There are many studies that show that psychological therapies can help us to manage the way we think and behave. These therapies recognise that if we can alter our thinking and look rationally at difficulties that arise, we can shift from negative or unhelpful thoughts and reactions to more positive and problem-solving approaches.
Ways to improve stress management
A useful way to learn the connection between our thoughts and the way we feel is to take notes after stressful situations occur.
Recall a recent situation that you found upsetting or difficult: What happened? Where? Who was involved? When?
My colleague was abrupt and dismissive with me after I asked him to change something in a document.
What were you feeling? How strong was this mood? (0-100%).
Hurt 80% Angry 90% Frustrated 80%.
What was going through your mind? What thoughts did you have?
Sometimes the way we think or talk to ourselves is negative or unhelpful. Thoughts can increase distressing feelings or make us feel like we're not coping. Below are some examples of common unhelpful or negative thoughts that we're all guilty of from time to time.
Black and white thinkingI must get everything done today before I go home tonight, otherwise everything will be a complete disaster.
What ifs?What if I put all this effort in and fail? I'll never be able to look anyone in the eye again.
Spiral of negativesI'm not going to get the project finished on schedule, which means I'm useless. I'll end up losing my client at this rate.
Leaping to conclusionsMy colleague was abrupt with me today. He must be angry with me about what I said at the meeting.
Over-generalisingThat client has threatened to take his business somewhere else.
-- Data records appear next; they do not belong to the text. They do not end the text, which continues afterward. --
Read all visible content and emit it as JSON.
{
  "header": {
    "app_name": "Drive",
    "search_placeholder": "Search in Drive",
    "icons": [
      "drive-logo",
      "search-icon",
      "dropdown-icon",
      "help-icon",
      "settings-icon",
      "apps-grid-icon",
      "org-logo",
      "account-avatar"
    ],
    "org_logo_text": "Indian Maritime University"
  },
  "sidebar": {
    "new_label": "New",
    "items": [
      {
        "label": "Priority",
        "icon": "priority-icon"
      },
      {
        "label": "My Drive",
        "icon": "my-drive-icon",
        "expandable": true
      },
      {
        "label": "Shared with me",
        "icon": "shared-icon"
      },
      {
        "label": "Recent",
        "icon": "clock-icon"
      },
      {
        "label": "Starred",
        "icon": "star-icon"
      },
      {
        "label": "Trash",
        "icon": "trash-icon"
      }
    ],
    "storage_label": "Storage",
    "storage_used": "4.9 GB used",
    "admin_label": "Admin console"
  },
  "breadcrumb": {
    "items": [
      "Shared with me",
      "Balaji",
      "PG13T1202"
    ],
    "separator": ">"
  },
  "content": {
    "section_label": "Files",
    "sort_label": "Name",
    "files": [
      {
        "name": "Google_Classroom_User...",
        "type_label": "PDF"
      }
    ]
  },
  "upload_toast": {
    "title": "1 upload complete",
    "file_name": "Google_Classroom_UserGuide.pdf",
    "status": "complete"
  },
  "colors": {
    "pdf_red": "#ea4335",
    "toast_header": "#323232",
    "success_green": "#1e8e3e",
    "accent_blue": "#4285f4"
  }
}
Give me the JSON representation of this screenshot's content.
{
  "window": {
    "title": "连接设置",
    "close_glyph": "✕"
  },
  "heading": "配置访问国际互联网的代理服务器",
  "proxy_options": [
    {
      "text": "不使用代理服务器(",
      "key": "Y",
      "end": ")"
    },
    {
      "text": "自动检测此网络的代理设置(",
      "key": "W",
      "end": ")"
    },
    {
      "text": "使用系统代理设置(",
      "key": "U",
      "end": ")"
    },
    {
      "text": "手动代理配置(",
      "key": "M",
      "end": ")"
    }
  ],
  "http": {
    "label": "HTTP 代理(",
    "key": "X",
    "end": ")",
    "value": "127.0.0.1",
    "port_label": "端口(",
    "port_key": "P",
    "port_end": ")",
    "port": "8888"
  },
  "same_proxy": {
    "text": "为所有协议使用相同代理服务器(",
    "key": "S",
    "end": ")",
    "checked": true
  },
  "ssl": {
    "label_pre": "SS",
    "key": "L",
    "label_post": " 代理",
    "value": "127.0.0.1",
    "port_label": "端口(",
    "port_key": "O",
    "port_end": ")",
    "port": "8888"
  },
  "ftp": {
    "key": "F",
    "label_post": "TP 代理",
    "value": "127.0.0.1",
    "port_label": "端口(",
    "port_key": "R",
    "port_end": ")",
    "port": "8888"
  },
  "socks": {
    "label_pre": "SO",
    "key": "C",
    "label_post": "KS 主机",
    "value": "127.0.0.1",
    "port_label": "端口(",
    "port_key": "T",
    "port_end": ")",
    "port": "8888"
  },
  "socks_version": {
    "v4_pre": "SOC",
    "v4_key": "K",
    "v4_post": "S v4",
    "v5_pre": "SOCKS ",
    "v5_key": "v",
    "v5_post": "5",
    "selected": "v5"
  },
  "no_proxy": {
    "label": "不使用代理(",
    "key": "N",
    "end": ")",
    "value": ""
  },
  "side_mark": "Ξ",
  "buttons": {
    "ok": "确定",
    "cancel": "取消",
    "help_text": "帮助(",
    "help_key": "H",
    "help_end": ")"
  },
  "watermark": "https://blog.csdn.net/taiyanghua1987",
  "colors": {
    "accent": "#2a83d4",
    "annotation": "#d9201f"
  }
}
Therefore all my clients must be unhappy.
Looking too far aheadIf this doesn't go well there are all sorts of bad consequences
Strong, uncompromising wordsI should ..., I must ..., I always ..., I never ....
Unkind or mean to oneself I'm a failure, I'm stupid, I'm a fraud ... someone will see through me one day and see I'm not all that great after all.
Challenging unhelpful thoughts
Ask yourself these questions:
If a close friend or someone I loved was thinking this way, what would I tell them?
Five years from now when I look back will I see things differently?
Are the things I’m jumping to conclusions about justified by evidence?
What am I ignoring about the strengths or positives in me, and how I’m coping at the moment?
Write alternative, balanced thoughts that could have been more helpful.
He’s not always like that. Maybe he’s stressed about his divorce and it’s got nothing to do with me. Maybe I should just ask how he’s going at the moment.
Rate your moods again after practising helpful thoughts. List any new moods (0-100%)
Hurt 10% Angry 10% Frustrated 20%.
There a many benefits of mindfulness for wellbeing. Mindfulness exercises make you aware of what you're currently experiencing in the present moment and focus on the now. By doing this, distressing memories or fears for the future can be managed and allow our thoughts to not stray in unhelpful directions.
The Smiling Mind app has some great mindfulness programs you can access for free.
Monitor your mental health
Monitoring how you're feeling can help protect and nurture your mental health. beyondblue’s Anxiety and Depression Checklist (K10) aims to measure if you have been affected by depression and/or anxiety in the past four weeks. By answering 10 multiple choice questions relating to your thoughts, feelings and behaviours, your responses are automatically calculated and an assessment is given on your mental health status.
While this doesn’t constitute a diagnosis, how you score will provide a guide to how likely you are to be experiencing depression and/or anxiety. You will be given advice on any steps you should consider taking and links to useful information and support.
Your answers and results are completely confidential and none of your information is stored.